Let's consider each one. If you don't have the right people then you should not be in business--and you have much bigger problems than processes and systems to worry about, anyways. So let's assume that you have the right people. If so, then they are intelligent and experienced enough to put in place the right processes. OK, now you got the people and you got the processes, but why bother with systems--spreadsheets are just as good! I can hear the old-timers saying: "all my life I used spreadsheets and managed to get products out the door for 30 years," or "I don't need no fancy system to do my job!" Well, they have a point, they can do their job. That is not even the question. The real question is how fast can they do it? How accurately can they do it? And how about process integration? (That's gobbledygook for being in synch with everybody else in your organization).

We recently upgraded a client's planning system that took over 23 hours to generate a plan. That meant they were always two days behind in order to get the updated data, run the plan, and then execute the plan. They could have easily avoided building the wrong stuff if they simply had a faster system. Essentially you can lower your inventory by a large percentage if you plan more frequently. Also, you can make better use of your resources by making the right items and deliver on time-because you are making what you should be making in the first place. Now, I know spreadsheets are fast but they are not nearly as fast, accurate, and integrated enough to run an entire supply chain efficiently.

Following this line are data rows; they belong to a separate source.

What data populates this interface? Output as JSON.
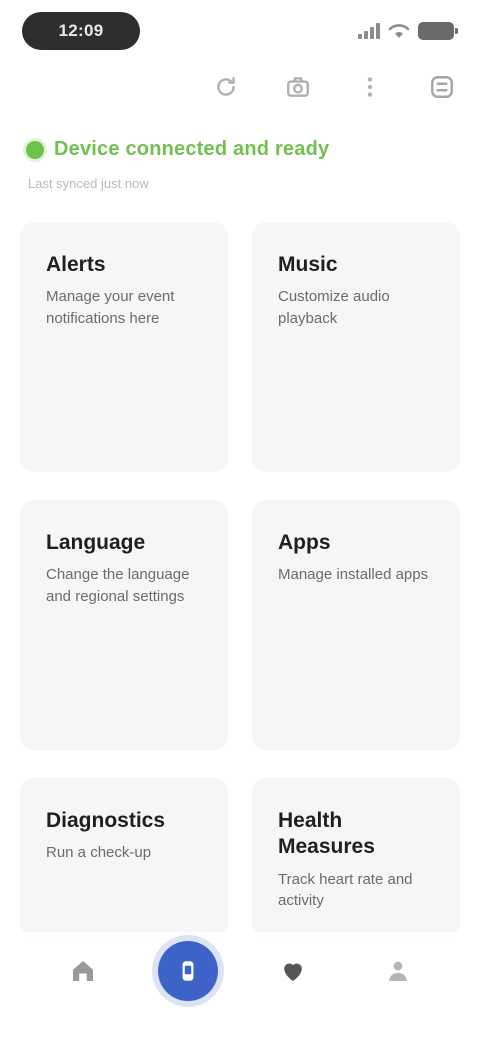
{
  "status_bar": {
    "time": "12:09",
    "icons": [
      "signal-icon",
      "wifi-icon",
      "battery-icon"
    ]
  },
  "header": {
    "icons": [
      "refresh-icon",
      "camera-icon",
      "more-icon",
      "settings-icon"
    ]
  },
  "device_status": {
    "text": "Device connected and ready",
    "sub": "Last synced just now",
    "color": "#72c150"
  },
  "cards": [
    {
      "title": "Alerts",
      "desc": "Manage your event notifications here"
    },
    {
      "title": "Music",
      "desc": "Customize audio playback"
    },
    {
      "title": "Language",
      "desc": "Change the language and regional settings"
    },
    {
      "title": "Apps",
      "desc": "Manage installed apps"
    },
    {
      "title": "Diagnostics",
      "desc": "Run a check-up"
    },
    {
      "title": "Health Measures",
      "desc": "Track heart rate and activity"
    }
  ],
  "bottom_nav": {
    "items": [
      "home-icon",
      "device-icon",
      "health-icon",
      "profile-icon"
    ],
    "active_index": 1,
    "accent": "#3d63c9"
  }
}
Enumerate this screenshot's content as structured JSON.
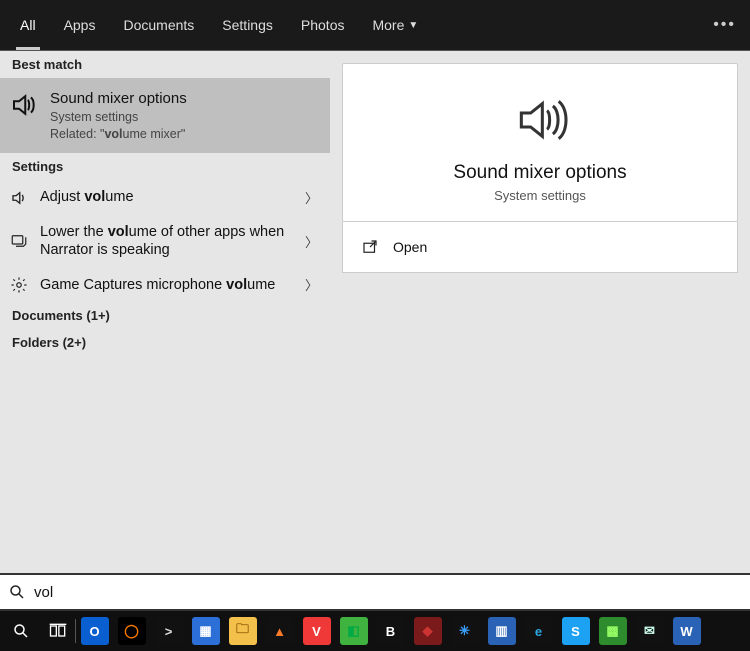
{
  "tabs": {
    "items": [
      "All",
      "Apps",
      "Documents",
      "Settings",
      "Photos",
      "More"
    ],
    "more_has_chevron": true
  },
  "left": {
    "best_match_header": "Best match",
    "best": {
      "title": "Sound mixer options",
      "subtitle": "System settings",
      "related_prefix": "Related: \"",
      "related_bold": "vol",
      "related_rest": "ume mixer\""
    },
    "settings_header": "Settings",
    "settings_items": [
      {
        "pre": "Adjust ",
        "bold": "vol",
        "post": "ume",
        "icon": "speaker"
      },
      {
        "pre": "Lower the ",
        "bold": "vol",
        "post": "ume of other apps when Narrator is speaking",
        "icon": "narrator"
      },
      {
        "pre": "Game Captures microphone ",
        "bold": "vol",
        "post": "ume",
        "icon": "gear"
      }
    ],
    "documents_header": "Documents (1+)",
    "folders_header": "Folders (2+)"
  },
  "preview": {
    "title": "Sound mixer options",
    "subtitle": "System settings",
    "open_label": "Open"
  },
  "search": {
    "value": "vol"
  },
  "taskbar": {
    "apps": [
      {
        "name": "outlook",
        "bg": "#0a5fd0",
        "fg": "#fff",
        "glyph": "O"
      },
      {
        "name": "everything",
        "bg": "#000",
        "fg": "#ff7a00",
        "glyph": "◯"
      },
      {
        "name": "terminal",
        "bg": "#111",
        "fg": "#ddd",
        "glyph": ">"
      },
      {
        "name": "calculator",
        "bg": "#2c6fd6",
        "fg": "#fff",
        "glyph": "▦"
      },
      {
        "name": "explorer",
        "bg": "#f3c04b",
        "fg": "#8a5a00",
        "glyph": "🗀"
      },
      {
        "name": "vlc",
        "bg": "#111",
        "fg": "#ff7a29",
        "glyph": "▲"
      },
      {
        "name": "vivaldi",
        "bg": "#ef3939",
        "fg": "#fff",
        "glyph": "V"
      },
      {
        "name": "greenshot",
        "bg": "#3fb23f",
        "fg": "#0a4",
        "glyph": "◧"
      },
      {
        "name": "bold-app",
        "bg": "#111",
        "fg": "#fff",
        "glyph": "B"
      },
      {
        "name": "red-app",
        "bg": "#7a1a1a",
        "fg": "#c33",
        "glyph": "◆"
      },
      {
        "name": "blue-app",
        "bg": "#111",
        "fg": "#3aa0ff",
        "glyph": "✳"
      },
      {
        "name": "panels",
        "bg": "#2a63b5",
        "fg": "#fff",
        "glyph": "▥"
      },
      {
        "name": "edge",
        "bg": "#111",
        "fg": "#2aa7e0",
        "glyph": "e"
      },
      {
        "name": "skype",
        "bg": "#1da1f2",
        "fg": "#fff",
        "glyph": "S"
      },
      {
        "name": "green2",
        "bg": "#2e8b2e",
        "fg": "#9f6",
        "glyph": "▩"
      },
      {
        "name": "mail",
        "bg": "#111",
        "fg": "#cfe",
        "glyph": "✉"
      },
      {
        "name": "word",
        "bg": "#2a63b5",
        "fg": "#fff",
        "glyph": "W"
      }
    ]
  }
}
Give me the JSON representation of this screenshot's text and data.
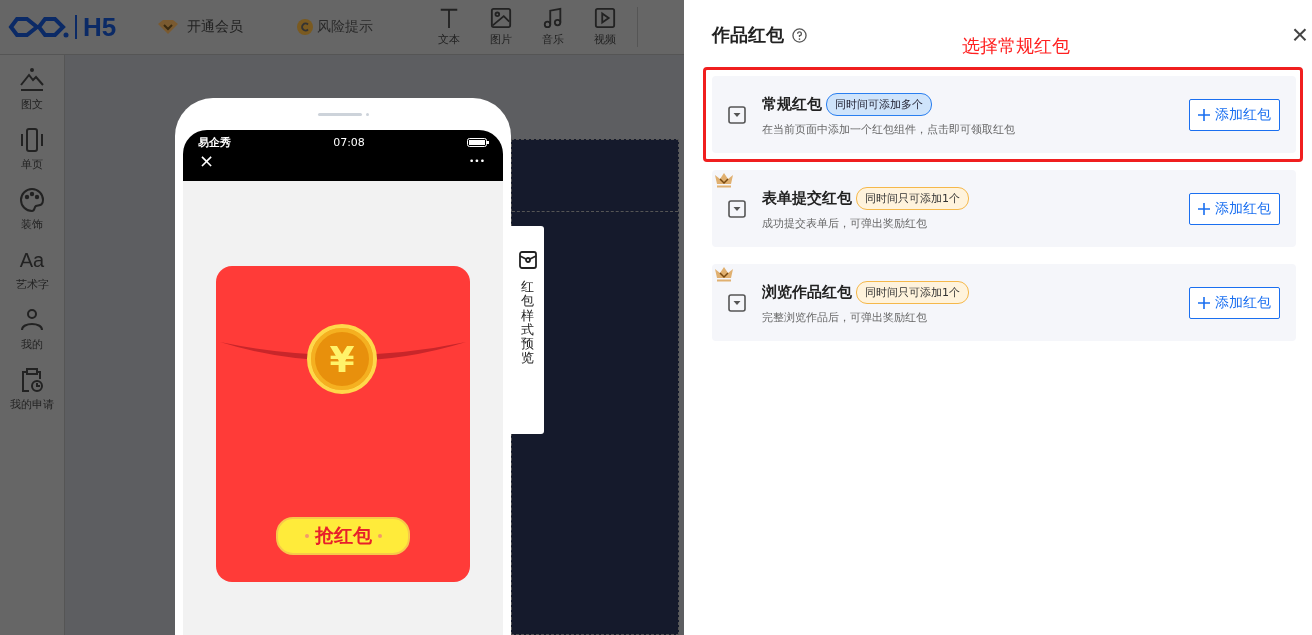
{
  "logo": {
    "text": "H5"
  },
  "topbar": {
    "member": "开通会员",
    "risk": "风险提示",
    "tools": [
      {
        "kind": "text",
        "label": "文本"
      },
      {
        "kind": "image",
        "label": "图片"
      },
      {
        "kind": "music",
        "label": "音乐"
      },
      {
        "kind": "video",
        "label": "视频"
      }
    ]
  },
  "sidebar": {
    "items": [
      {
        "kind": "mountain",
        "label": "图文"
      },
      {
        "kind": "page",
        "label": "单页"
      },
      {
        "kind": "palette",
        "label": "装饰"
      },
      {
        "kind": "font",
        "label": "艺术字",
        "icon_text": "Aa"
      },
      {
        "kind": "person",
        "label": "我的"
      },
      {
        "kind": "clipboard",
        "label": "我的申请"
      }
    ]
  },
  "phone": {
    "carrier": "易企秀",
    "time": "07:08",
    "close": "×",
    "more": "•••",
    "packet": {
      "symbol": "¥",
      "button": "抢红包"
    }
  },
  "preview_tab": {
    "label": "红包样式预览"
  },
  "panel": {
    "title": "作品红包",
    "annotation": "选择常规红包",
    "close": "×",
    "cards": [
      {
        "title": "常规红包",
        "badge": "同时间可添加多个",
        "kind": "multi",
        "premium": false,
        "highlighted": true,
        "description": "在当前页面中添加一个红包组件，点击即可领取红包",
        "button": "添加红包"
      },
      {
        "title": "表单提交红包",
        "badge": "同时间只可添加1个",
        "kind": "single",
        "premium": true,
        "highlighted": false,
        "description": "成功提交表单后，可弹出奖励红包",
        "button": "添加红包"
      },
      {
        "title": "浏览作品红包",
        "badge": "同时间只可添加1个",
        "kind": "single",
        "premium": true,
        "highlighted": false,
        "description": "完整浏览作品后，可弹出奖励红包",
        "button": "添加红包"
      }
    ]
  }
}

Another telling example: one of our large electronic clients with off-shore manufacturing, in China, used to take about 2 weeks to perform Available-to-Promise (ATP). Why? Well, it took a week in the HQ to check inventory levels and allocations; and another week in China to decide what can be done about it. They overhauled their supply chain planning system and now they are doing the whole thing in less than couple of hours! They did that simply by upgrading their system, and not even touching their people and processes. Remember, no matter how many people you throw at this and how good your processes are, ATP requires a ton of data, and disparate pieces of information, from allocations, to capacities, to suppliers to inventory, to priorities, etc., etc. By the time you bring all these information under one roof, it is too late and your data is too old for the correct decisions to be made. Only systems are fast enough, accurate enough, and integrated enough to pull all that information together in real-time, and give you an answer almost instantly.

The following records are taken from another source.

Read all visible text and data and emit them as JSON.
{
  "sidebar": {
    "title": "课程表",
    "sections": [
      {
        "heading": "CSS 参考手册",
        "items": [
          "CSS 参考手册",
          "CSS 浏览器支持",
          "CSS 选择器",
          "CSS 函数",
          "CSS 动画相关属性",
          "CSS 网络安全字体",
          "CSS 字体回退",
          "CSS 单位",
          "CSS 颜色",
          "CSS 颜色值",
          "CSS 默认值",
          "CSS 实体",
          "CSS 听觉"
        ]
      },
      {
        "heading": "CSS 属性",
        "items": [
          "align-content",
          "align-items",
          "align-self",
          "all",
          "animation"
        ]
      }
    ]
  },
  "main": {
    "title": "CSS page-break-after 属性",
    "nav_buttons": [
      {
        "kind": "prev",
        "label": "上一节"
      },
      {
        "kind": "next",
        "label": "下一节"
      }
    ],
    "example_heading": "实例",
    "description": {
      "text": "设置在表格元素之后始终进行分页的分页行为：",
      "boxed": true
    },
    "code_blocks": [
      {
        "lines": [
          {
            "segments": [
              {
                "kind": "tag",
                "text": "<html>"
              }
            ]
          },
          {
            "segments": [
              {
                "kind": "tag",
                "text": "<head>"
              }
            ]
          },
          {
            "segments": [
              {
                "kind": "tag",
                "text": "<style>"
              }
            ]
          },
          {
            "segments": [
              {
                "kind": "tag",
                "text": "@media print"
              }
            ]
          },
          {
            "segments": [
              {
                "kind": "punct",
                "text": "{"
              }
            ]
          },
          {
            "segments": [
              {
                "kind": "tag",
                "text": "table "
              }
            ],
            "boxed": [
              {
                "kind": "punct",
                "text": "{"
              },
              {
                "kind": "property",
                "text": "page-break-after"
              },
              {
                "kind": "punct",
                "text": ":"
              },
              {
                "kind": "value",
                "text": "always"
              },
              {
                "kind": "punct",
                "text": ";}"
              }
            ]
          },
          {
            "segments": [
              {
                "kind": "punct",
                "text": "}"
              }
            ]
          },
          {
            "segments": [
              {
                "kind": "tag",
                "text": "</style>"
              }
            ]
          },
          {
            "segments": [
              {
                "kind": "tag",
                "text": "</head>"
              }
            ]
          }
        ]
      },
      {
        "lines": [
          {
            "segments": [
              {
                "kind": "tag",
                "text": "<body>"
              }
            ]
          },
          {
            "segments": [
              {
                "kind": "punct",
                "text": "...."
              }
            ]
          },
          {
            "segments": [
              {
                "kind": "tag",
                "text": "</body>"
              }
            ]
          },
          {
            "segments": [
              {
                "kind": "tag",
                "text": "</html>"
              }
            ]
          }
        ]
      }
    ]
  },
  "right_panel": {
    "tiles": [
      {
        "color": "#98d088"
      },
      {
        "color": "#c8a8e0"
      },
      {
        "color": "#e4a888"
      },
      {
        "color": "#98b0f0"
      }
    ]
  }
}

Remember, this is not about systems being just faster than people; it's about how the right planning system can take your people, and processes, to a whole new level of efficiency and productivity--Whether it's for demand planning, inventory planning, S&OP planning or any other types of planning. But how do you know if you have the right planning system? Well for one thing, if it takes 23 hours to get an answer, or you are using spreadsheets-on-steroids, my guess is that you don't have the right one. If that's the case, stop blaming your people and processes and start looking for one. We recently published an eBook about how to justify a supply chain planning system, and that should provide a few good hints on what to look for when it comes to picking the right system.

I really would like to hear if you have any blame game stories to share with others...feel free to comment any time.

 

For more information about different types of Supply Chain Planning systems visit: Demand Planning, Inventory Planning, or Sales and Operations Planning.

Topics: Supply Chain, Supply Chain Planning, Planning Process, Planning People, Planning Systems